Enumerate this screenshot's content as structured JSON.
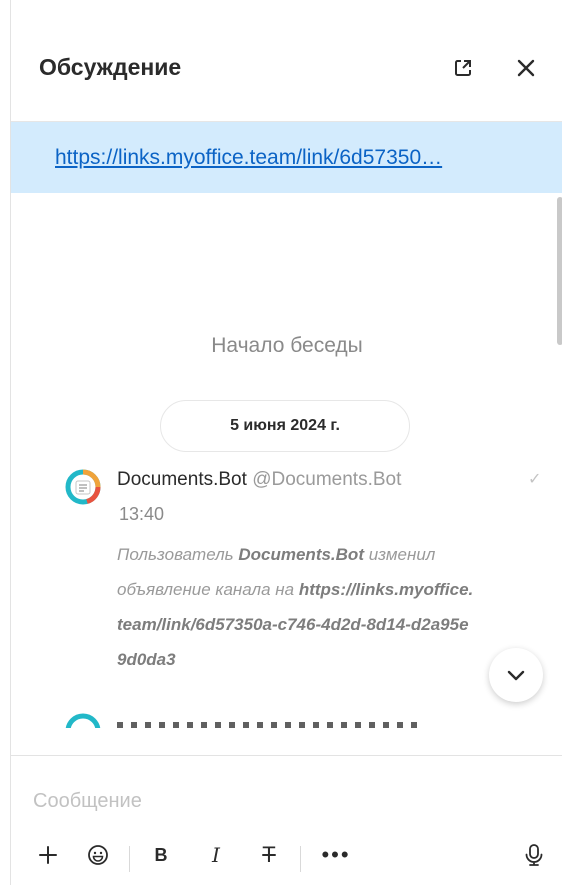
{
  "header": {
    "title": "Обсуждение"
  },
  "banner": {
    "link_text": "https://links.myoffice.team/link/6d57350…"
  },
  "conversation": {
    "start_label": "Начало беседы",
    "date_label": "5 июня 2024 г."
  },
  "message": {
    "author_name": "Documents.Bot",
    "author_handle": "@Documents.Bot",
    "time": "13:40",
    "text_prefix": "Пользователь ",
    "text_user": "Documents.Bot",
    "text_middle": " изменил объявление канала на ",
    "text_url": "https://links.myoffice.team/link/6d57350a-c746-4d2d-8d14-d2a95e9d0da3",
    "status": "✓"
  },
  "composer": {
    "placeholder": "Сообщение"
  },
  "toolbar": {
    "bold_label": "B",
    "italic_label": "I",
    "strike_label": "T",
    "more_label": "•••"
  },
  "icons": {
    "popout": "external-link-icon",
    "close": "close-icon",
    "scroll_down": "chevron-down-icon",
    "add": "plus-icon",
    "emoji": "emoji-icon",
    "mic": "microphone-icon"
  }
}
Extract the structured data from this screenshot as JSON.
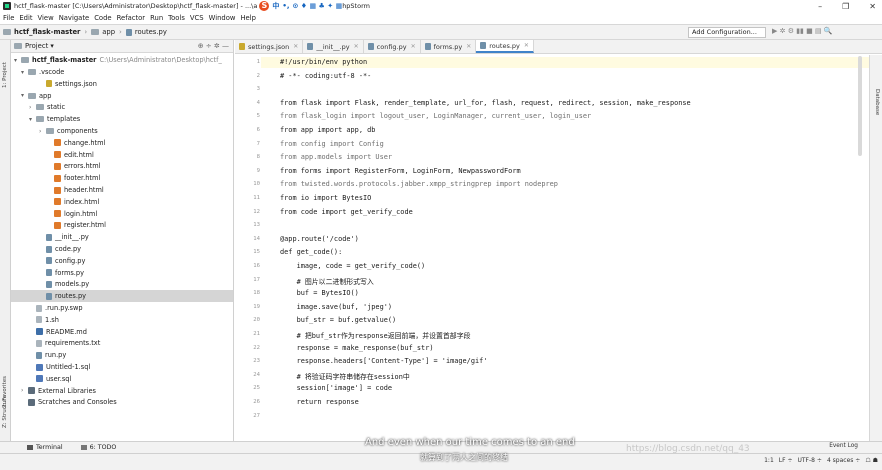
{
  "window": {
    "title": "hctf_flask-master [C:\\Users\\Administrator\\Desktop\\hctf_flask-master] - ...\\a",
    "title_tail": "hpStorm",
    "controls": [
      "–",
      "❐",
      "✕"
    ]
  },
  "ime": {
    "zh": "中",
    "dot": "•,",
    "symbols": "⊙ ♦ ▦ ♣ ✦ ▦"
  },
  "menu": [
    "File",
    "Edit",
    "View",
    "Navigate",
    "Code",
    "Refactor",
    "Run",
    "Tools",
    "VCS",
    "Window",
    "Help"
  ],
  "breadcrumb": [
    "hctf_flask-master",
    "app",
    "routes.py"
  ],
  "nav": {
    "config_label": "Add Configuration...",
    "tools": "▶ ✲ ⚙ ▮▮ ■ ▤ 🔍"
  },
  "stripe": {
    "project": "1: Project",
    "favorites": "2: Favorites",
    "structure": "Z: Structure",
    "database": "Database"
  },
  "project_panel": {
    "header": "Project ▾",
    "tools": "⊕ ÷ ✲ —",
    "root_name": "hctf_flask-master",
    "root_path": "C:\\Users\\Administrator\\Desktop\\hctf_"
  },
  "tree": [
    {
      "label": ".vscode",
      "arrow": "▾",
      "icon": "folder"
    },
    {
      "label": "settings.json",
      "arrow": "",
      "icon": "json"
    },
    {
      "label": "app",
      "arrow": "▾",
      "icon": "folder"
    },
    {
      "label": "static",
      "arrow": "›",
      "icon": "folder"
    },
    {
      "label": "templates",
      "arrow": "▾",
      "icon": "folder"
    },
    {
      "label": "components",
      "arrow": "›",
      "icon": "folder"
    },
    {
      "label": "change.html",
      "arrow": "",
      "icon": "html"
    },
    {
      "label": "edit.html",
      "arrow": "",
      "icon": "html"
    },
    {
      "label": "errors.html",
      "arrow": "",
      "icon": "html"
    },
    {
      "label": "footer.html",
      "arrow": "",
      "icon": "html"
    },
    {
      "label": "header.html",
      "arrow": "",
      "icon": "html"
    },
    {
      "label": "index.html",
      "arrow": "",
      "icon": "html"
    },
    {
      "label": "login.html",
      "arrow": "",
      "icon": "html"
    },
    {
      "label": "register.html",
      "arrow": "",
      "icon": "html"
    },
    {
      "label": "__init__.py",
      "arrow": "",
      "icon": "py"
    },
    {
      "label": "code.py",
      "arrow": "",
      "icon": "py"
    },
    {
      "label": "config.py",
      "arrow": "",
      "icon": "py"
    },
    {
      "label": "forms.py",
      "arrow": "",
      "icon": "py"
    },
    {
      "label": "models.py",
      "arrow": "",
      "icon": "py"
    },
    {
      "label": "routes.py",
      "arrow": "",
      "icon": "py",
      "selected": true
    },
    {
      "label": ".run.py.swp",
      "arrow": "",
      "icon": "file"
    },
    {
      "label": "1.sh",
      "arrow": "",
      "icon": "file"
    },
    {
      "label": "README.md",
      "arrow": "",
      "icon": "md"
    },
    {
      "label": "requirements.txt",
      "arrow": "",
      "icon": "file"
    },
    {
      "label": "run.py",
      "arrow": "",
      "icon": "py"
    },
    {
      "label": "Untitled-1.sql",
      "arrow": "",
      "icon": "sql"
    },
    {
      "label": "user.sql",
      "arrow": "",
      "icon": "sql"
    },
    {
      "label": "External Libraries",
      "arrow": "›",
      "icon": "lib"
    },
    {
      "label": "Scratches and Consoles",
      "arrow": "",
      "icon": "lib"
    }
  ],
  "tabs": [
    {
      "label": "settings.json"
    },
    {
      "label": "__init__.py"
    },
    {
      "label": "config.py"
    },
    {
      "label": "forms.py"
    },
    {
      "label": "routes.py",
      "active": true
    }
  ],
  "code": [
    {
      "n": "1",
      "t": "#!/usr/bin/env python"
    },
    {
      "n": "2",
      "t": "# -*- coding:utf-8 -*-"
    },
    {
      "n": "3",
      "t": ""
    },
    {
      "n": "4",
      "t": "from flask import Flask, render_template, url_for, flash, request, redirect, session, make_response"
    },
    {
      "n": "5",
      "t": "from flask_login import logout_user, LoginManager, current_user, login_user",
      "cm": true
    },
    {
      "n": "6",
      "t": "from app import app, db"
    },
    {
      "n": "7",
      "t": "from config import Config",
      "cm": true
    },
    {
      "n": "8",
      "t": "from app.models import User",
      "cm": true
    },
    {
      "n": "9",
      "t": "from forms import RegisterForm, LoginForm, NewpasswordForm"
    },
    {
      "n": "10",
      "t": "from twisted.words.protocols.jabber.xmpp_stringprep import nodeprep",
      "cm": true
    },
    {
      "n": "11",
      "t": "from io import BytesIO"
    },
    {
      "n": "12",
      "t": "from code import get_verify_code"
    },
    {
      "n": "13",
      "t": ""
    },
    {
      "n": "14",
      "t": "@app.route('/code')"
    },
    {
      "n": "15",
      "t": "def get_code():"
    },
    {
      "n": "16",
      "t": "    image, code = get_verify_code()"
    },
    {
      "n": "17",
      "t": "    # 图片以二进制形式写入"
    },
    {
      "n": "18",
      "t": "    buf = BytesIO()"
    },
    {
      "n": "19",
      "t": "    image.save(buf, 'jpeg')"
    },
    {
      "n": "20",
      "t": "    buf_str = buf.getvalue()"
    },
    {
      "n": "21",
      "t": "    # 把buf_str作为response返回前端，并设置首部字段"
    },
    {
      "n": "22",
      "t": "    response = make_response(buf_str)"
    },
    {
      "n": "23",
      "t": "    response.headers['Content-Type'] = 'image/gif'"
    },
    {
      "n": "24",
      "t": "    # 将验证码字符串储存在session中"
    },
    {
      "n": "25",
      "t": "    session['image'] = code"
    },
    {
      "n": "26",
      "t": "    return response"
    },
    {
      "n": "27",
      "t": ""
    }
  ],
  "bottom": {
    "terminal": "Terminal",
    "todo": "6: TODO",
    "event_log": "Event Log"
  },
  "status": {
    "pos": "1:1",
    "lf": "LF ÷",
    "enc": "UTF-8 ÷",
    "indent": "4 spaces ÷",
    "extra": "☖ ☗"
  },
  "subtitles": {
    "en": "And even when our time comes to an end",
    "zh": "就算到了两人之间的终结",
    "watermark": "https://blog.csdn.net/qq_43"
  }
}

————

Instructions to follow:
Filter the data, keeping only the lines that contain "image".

Exercise answer:
      "t": "    image, code = get_verify_code()"
      "t": "    image.save(buf, 'jpeg')"
      "t": "    response.headers['Content-Type'] = 'image/gif'"
      "t": "    session['image'] = code"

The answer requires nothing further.